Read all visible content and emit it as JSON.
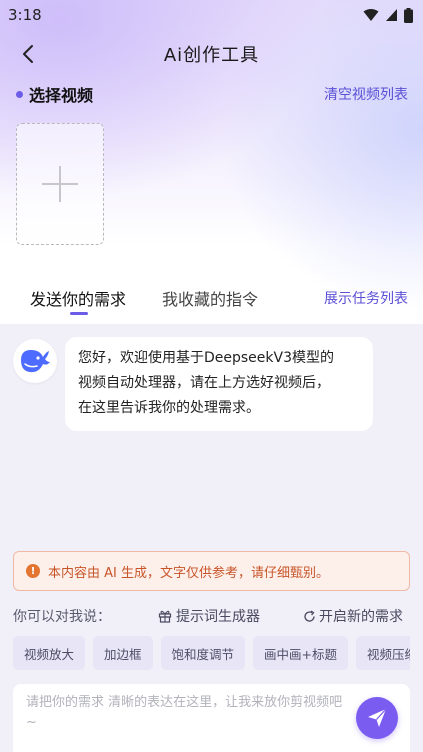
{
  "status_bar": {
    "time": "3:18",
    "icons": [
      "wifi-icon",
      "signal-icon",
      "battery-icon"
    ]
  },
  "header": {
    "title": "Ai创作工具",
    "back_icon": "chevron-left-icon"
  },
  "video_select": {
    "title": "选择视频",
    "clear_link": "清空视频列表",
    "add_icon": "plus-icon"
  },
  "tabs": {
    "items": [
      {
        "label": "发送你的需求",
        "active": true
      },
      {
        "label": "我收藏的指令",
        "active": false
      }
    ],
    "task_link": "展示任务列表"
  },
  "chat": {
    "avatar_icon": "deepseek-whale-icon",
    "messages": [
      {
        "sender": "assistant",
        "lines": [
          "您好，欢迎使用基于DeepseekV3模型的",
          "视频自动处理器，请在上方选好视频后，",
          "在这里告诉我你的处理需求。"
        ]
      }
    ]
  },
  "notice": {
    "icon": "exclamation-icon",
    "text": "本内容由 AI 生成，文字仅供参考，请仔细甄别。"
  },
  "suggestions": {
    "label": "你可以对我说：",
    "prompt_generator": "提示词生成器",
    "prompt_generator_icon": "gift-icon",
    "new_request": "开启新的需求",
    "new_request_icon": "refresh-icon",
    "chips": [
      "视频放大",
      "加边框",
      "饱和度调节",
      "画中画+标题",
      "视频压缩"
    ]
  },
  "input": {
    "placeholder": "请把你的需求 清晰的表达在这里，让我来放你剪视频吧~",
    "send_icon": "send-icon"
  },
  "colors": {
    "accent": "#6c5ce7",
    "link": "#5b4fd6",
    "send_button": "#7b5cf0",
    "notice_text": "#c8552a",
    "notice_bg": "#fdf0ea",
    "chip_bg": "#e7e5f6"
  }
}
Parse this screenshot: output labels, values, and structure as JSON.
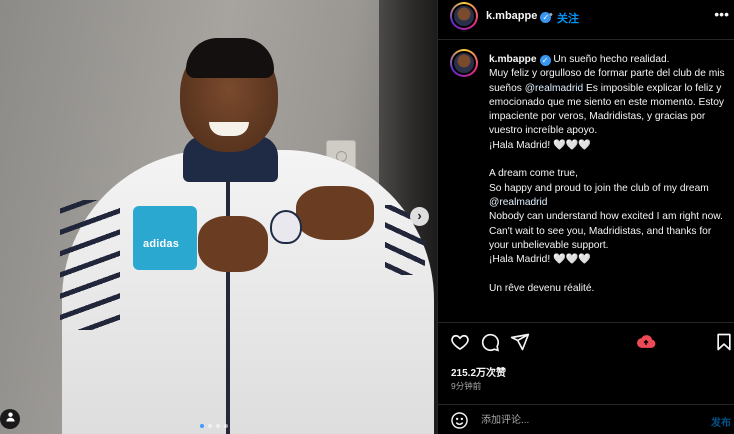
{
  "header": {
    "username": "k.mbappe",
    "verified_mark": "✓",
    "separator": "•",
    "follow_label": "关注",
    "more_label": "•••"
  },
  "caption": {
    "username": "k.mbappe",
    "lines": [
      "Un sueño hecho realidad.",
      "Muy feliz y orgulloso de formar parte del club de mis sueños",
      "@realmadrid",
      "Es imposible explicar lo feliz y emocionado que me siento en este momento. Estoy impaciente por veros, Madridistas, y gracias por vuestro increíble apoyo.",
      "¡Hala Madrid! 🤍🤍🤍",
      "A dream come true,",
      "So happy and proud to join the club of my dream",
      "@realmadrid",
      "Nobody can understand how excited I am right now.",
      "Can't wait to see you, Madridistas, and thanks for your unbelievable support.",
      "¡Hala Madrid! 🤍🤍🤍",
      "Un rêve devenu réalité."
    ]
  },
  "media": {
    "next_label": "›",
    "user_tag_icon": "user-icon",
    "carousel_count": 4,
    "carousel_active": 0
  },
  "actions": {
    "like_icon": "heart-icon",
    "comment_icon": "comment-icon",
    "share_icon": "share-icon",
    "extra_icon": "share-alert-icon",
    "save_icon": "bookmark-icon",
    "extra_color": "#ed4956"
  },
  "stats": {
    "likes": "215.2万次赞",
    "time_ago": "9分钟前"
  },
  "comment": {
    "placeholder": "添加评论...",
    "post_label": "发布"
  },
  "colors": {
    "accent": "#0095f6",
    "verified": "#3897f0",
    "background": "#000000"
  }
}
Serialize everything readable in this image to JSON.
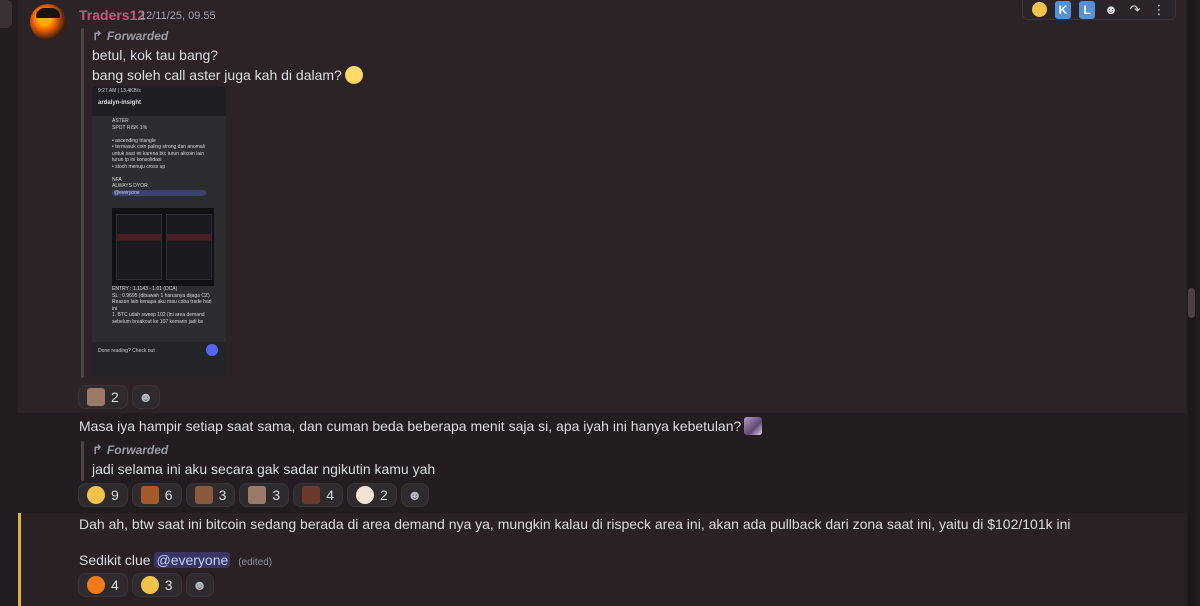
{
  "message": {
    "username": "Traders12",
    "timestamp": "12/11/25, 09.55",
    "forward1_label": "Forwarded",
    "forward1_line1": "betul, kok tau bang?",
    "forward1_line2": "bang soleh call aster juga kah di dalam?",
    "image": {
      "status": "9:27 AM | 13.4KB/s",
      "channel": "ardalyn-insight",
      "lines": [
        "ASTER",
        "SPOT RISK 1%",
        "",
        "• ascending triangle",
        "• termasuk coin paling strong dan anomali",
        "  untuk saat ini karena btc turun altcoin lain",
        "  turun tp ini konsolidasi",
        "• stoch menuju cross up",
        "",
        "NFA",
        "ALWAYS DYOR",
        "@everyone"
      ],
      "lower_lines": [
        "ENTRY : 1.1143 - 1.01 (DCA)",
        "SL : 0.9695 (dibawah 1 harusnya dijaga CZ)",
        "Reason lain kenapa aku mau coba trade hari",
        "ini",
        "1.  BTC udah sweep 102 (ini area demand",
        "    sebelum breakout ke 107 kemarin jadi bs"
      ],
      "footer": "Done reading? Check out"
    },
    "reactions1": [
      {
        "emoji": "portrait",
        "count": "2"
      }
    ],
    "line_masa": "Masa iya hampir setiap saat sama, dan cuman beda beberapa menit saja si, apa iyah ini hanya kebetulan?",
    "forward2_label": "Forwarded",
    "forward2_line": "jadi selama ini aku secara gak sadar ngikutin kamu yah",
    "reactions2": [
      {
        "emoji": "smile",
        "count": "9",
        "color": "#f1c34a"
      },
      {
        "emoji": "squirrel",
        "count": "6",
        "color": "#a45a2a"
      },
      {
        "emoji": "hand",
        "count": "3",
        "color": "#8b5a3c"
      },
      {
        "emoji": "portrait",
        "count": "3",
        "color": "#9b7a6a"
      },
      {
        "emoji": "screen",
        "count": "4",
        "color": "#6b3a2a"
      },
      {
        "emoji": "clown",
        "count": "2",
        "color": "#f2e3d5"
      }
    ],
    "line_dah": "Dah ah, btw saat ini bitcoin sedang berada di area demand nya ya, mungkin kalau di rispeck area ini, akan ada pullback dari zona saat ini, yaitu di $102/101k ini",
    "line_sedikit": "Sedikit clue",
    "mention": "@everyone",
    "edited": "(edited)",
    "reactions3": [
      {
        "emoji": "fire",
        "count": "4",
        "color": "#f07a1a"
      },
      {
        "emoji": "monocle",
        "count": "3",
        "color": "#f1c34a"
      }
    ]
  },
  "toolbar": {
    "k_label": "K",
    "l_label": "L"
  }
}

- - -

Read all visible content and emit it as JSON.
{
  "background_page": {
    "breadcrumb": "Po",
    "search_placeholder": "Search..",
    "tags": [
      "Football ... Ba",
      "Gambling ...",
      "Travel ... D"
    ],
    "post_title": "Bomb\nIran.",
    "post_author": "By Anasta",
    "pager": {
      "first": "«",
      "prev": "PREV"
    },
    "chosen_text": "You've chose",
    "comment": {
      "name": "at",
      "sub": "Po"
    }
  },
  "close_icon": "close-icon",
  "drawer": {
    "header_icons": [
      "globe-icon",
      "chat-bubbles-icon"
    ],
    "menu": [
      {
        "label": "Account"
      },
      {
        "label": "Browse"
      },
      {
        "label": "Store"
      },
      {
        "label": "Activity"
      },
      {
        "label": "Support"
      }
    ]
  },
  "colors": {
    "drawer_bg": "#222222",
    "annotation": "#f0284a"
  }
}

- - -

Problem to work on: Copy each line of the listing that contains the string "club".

Output of the task:
      "Muy feliz y orgulloso de formar parte del club de mis sueños",
      "So happy and proud to join the club of my dream",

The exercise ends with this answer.